**Working data**.
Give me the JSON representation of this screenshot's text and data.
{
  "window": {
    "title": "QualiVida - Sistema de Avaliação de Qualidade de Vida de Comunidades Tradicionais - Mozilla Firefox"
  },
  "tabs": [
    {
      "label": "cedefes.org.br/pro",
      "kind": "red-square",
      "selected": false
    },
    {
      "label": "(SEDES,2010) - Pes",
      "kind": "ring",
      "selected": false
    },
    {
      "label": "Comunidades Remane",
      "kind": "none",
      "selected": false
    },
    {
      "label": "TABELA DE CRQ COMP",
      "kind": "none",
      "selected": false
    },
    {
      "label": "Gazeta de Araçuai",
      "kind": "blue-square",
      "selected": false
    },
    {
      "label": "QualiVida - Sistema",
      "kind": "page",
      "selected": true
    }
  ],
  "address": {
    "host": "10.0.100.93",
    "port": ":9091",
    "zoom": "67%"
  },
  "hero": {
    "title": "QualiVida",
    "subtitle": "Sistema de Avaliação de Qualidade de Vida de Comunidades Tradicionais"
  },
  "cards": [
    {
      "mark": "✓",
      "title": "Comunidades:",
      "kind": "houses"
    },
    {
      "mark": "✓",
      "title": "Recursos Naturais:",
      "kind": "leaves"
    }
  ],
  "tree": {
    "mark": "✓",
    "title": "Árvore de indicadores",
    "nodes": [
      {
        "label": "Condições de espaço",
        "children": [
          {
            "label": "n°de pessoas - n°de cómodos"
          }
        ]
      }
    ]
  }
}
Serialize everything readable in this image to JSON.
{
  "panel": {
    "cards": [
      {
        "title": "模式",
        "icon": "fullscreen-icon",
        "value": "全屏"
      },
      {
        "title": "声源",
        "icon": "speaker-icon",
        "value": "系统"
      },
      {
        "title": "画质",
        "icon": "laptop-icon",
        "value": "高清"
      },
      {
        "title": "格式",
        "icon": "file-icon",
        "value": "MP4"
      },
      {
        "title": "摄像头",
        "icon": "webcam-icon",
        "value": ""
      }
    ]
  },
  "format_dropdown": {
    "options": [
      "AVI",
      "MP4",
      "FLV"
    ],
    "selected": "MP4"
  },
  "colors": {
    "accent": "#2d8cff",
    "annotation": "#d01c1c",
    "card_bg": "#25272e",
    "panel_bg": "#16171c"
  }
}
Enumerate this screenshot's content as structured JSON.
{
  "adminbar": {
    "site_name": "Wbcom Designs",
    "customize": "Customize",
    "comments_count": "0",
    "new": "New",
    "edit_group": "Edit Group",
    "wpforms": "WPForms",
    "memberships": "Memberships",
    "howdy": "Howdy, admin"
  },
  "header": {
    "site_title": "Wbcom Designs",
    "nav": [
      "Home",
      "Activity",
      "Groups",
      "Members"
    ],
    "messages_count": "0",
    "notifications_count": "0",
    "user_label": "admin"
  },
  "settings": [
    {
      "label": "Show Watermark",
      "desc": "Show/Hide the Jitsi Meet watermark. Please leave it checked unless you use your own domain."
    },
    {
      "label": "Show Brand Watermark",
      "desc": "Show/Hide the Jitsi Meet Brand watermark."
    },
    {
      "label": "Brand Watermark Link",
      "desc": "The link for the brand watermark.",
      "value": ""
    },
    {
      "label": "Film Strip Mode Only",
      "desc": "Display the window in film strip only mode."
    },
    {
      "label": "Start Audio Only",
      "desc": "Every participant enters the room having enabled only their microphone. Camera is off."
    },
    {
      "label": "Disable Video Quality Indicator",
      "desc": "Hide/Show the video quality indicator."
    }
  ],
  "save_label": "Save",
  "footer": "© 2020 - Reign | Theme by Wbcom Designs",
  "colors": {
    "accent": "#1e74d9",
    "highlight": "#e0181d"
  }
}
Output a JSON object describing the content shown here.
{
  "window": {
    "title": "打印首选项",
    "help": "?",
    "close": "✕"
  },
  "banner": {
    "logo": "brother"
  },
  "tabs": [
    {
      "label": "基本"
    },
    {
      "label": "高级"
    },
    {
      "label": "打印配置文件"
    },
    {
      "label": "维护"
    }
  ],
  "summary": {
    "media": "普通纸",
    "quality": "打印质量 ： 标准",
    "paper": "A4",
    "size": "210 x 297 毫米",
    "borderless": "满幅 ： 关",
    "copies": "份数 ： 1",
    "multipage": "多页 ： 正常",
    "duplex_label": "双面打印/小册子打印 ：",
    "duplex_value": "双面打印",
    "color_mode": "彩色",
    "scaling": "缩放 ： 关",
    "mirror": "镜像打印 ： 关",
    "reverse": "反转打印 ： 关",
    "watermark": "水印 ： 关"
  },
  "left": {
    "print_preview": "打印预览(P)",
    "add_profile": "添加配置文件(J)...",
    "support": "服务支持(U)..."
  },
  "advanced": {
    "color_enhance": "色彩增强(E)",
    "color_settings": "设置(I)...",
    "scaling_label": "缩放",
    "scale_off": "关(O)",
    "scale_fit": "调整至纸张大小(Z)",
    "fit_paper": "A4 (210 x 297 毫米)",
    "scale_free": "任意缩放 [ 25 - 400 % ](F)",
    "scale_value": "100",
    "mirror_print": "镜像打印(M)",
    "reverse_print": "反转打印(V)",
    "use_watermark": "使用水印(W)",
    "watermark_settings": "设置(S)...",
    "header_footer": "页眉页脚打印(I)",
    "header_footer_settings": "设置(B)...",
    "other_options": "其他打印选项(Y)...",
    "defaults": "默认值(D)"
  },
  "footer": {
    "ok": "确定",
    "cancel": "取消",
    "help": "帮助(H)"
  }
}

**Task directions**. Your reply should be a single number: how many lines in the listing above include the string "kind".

**Written answer**. 8